The police need to be fully prepared to check communal violence. Local intelligence networks can be strengthened to prevent such incidents. Peace committees can be formed in which individuals from different religious communities can work together to spread goodwill and fellow feeling and to remove the feelings of fear and hatred in the riot-affected areas. This will be effective not only in de-escalating the communal tension but also in preventing the spread of riots. There is a need to start the process of de-communicating people at all levels through education. Values-based education can create compassion and empathy which can reduce the chances of any kind of communal polarization effect on the people. The pluralism and unity seen in India’s struggle for independence can be emphasized. Leaders having communal thoughts and ideologies pressurize the government to act in a manner that is always against the principle of secularism. This is where intellectuals and voluntary organizations can be most effective. There is a need to strengthen the cyber security framework. Social media platforms should be asked to regulate hateful content and create awareness about rumors and any kind of content that incites communal tension.

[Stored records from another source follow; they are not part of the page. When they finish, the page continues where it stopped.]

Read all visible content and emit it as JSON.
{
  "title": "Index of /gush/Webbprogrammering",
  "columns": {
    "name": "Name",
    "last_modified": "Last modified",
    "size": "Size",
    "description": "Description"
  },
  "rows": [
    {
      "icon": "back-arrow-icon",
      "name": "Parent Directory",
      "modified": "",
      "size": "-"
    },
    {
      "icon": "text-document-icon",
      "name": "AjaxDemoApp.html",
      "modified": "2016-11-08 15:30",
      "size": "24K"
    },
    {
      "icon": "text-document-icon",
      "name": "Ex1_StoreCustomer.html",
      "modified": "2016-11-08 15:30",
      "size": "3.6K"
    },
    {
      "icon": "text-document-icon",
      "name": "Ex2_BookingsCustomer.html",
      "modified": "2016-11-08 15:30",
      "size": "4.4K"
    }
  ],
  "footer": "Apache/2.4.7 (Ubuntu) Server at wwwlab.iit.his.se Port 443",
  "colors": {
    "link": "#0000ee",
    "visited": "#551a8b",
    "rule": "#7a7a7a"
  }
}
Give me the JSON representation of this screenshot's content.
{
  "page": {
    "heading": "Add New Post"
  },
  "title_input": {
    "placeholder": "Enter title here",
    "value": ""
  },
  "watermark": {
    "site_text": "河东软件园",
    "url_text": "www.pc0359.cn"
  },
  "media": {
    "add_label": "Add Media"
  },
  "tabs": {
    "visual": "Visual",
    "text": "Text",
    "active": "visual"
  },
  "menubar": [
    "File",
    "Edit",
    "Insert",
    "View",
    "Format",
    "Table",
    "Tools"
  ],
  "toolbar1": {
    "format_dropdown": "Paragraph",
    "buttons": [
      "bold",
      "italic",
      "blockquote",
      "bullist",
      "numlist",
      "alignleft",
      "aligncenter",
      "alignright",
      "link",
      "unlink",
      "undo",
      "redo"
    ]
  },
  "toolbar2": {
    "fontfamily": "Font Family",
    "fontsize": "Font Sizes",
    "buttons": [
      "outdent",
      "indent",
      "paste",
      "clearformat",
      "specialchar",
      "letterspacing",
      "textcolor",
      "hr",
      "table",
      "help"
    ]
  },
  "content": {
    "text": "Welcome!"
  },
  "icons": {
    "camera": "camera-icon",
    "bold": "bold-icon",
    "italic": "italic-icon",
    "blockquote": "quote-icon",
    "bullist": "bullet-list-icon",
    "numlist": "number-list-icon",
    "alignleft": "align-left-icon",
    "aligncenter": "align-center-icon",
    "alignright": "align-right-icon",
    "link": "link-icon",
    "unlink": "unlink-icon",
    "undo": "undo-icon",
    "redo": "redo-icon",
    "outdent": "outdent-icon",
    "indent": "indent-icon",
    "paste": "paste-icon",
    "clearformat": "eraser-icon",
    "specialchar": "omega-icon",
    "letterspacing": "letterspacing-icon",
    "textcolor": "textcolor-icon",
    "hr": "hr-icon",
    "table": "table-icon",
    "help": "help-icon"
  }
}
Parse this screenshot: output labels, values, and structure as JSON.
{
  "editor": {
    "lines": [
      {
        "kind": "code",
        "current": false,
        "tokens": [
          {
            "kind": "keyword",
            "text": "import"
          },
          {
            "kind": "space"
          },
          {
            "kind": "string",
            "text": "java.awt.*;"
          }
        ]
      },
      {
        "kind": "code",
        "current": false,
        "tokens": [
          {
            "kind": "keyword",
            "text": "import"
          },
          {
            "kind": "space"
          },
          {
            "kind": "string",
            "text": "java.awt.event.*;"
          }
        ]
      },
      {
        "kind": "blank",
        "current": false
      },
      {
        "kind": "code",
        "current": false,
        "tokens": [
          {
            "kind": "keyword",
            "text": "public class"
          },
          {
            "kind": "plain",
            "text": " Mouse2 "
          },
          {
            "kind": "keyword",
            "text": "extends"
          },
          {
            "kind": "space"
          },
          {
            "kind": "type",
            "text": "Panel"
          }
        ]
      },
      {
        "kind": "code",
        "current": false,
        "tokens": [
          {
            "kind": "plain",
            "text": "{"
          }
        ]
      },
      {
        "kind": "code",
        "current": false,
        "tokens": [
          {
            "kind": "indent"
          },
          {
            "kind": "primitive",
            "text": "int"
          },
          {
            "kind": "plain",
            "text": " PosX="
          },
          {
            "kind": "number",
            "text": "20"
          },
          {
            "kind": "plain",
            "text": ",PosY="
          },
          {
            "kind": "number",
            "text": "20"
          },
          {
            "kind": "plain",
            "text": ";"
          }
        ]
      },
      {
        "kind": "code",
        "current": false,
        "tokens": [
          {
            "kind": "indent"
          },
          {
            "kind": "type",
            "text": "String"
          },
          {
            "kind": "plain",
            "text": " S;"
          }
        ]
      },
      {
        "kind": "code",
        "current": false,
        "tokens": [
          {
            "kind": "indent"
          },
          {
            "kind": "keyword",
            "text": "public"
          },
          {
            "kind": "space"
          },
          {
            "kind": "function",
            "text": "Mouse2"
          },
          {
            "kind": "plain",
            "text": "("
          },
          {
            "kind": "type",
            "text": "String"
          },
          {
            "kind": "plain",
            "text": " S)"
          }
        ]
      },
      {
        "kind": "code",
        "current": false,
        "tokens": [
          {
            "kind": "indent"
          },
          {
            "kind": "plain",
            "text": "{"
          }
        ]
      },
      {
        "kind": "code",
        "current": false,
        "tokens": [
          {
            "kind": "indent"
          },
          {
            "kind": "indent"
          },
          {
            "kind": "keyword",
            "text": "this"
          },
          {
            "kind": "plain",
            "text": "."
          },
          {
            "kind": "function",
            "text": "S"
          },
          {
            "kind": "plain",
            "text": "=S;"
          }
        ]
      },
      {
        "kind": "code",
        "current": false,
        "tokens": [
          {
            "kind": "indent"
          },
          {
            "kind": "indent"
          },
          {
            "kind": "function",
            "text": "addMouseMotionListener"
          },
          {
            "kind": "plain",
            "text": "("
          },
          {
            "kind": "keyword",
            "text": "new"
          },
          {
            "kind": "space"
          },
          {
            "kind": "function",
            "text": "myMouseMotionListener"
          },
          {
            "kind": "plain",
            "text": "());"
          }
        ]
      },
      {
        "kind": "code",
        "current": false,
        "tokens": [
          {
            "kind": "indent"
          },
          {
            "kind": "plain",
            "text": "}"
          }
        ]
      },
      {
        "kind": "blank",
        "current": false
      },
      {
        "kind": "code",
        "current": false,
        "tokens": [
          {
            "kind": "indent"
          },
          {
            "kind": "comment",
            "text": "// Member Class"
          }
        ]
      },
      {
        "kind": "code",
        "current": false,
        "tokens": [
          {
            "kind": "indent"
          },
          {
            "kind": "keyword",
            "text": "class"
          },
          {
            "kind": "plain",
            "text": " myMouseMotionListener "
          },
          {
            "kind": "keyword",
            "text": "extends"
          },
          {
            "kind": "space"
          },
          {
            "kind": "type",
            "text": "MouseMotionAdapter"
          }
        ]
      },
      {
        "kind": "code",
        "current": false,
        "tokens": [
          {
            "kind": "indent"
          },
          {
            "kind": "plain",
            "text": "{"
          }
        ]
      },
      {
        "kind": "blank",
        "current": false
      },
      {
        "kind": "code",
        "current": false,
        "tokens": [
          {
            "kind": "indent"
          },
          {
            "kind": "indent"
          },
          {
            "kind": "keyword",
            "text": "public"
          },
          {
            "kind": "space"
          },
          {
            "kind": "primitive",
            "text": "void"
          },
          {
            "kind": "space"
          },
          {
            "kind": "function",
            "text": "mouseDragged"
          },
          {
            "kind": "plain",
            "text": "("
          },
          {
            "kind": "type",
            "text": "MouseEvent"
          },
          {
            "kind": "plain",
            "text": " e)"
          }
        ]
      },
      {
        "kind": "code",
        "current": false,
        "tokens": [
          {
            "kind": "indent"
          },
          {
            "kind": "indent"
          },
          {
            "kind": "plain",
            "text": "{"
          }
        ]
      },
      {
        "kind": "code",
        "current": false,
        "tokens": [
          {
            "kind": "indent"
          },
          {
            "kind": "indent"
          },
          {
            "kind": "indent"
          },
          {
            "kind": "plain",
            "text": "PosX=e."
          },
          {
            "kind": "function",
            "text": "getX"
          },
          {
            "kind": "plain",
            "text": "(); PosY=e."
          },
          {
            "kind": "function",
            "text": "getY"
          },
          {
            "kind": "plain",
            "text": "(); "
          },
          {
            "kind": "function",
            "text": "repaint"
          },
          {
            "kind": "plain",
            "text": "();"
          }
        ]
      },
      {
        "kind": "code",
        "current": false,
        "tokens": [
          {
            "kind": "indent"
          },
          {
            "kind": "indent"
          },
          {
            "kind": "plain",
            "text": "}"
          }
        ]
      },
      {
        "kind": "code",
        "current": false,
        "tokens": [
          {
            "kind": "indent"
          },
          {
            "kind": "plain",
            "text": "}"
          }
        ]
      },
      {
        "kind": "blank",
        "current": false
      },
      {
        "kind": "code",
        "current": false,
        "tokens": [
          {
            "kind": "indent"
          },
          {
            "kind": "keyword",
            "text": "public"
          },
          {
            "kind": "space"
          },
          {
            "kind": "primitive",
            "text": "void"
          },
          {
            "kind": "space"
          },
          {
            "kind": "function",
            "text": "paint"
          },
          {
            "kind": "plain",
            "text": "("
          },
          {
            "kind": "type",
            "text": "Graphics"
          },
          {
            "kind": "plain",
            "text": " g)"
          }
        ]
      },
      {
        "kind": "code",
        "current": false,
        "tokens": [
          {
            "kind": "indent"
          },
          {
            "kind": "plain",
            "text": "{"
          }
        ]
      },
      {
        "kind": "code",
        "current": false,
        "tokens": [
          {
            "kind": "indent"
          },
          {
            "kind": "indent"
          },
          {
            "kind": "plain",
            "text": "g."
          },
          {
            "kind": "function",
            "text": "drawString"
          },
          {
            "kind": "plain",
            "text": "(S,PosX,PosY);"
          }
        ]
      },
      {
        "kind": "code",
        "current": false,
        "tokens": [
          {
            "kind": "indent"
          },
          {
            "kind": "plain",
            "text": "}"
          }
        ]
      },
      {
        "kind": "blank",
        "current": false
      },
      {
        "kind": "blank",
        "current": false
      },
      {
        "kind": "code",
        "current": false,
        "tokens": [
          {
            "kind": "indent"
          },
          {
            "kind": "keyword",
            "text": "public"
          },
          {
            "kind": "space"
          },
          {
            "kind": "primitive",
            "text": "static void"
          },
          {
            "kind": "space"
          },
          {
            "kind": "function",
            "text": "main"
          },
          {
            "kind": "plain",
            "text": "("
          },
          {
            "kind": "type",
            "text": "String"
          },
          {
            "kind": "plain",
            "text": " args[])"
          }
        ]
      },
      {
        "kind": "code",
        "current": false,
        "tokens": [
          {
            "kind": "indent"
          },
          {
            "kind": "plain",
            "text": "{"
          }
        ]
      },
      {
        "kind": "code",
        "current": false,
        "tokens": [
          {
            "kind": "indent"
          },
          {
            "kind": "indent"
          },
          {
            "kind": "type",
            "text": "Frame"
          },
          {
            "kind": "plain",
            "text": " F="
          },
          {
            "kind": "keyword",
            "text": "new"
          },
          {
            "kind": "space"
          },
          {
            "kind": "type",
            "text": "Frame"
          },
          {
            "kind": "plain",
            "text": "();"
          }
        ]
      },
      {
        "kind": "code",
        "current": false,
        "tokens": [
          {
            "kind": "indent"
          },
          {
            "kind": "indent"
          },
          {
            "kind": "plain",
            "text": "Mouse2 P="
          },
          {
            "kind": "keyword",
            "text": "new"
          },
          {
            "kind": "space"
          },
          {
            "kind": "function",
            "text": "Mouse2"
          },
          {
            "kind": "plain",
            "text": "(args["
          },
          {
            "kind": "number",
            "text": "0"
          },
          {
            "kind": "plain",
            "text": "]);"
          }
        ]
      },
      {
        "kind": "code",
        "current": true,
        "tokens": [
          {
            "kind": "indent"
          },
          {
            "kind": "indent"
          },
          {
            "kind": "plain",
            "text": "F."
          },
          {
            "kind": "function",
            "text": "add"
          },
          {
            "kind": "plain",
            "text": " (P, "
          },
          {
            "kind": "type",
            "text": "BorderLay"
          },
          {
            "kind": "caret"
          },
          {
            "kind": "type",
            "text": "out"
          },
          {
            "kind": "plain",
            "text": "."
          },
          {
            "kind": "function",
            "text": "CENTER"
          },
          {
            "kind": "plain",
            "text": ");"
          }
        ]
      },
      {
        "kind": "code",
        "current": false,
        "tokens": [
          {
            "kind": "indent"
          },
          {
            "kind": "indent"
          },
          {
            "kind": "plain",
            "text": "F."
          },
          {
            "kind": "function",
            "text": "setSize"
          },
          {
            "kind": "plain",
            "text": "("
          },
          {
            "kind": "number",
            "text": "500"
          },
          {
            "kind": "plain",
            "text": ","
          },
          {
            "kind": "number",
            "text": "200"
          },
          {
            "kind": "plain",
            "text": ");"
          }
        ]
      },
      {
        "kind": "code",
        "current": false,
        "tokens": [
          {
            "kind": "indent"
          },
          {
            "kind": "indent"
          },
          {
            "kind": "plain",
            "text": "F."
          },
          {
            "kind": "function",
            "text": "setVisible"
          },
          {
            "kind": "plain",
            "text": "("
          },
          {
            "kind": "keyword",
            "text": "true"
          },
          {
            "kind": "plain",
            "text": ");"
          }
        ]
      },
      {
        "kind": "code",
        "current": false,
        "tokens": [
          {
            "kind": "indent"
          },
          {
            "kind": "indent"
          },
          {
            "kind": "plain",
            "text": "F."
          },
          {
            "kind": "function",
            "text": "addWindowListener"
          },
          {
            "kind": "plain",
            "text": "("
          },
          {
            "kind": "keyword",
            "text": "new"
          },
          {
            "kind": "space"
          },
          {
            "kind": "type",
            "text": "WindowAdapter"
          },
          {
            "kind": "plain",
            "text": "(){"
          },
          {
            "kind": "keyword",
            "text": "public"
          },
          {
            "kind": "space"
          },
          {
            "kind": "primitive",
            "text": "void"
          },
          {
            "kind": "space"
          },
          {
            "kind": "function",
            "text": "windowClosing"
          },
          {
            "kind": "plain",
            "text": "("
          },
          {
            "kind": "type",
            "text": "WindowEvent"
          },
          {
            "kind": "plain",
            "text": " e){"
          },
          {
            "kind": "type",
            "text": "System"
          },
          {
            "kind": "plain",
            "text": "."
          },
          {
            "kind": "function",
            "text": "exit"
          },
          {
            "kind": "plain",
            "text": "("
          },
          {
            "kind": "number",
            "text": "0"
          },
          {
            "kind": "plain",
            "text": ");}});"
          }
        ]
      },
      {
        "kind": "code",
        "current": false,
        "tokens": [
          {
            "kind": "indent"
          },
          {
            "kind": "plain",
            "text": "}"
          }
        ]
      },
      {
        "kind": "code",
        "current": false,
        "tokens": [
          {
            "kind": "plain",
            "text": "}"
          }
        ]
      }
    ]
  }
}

Maintaining communal harmony and respecting pluralism is a challenge in a diverse country like India. However, it is important to address the collective conscience of the people of the country to uphold constitutional values like fraternity and secularism. While on the one hand, it can take into account the insecurities of the people, on the other hand, it can contribute significantly to the process of nation-building. A strong nation, made up of contributions from communities working together for its prosperity, can further contribute to the maintenance of global peace and harmony.
(Author is a research scholar, poet, independent journalist and columnist. The views expressed are personal opinion of the author. He can be reached at firstname.lastname@example.org)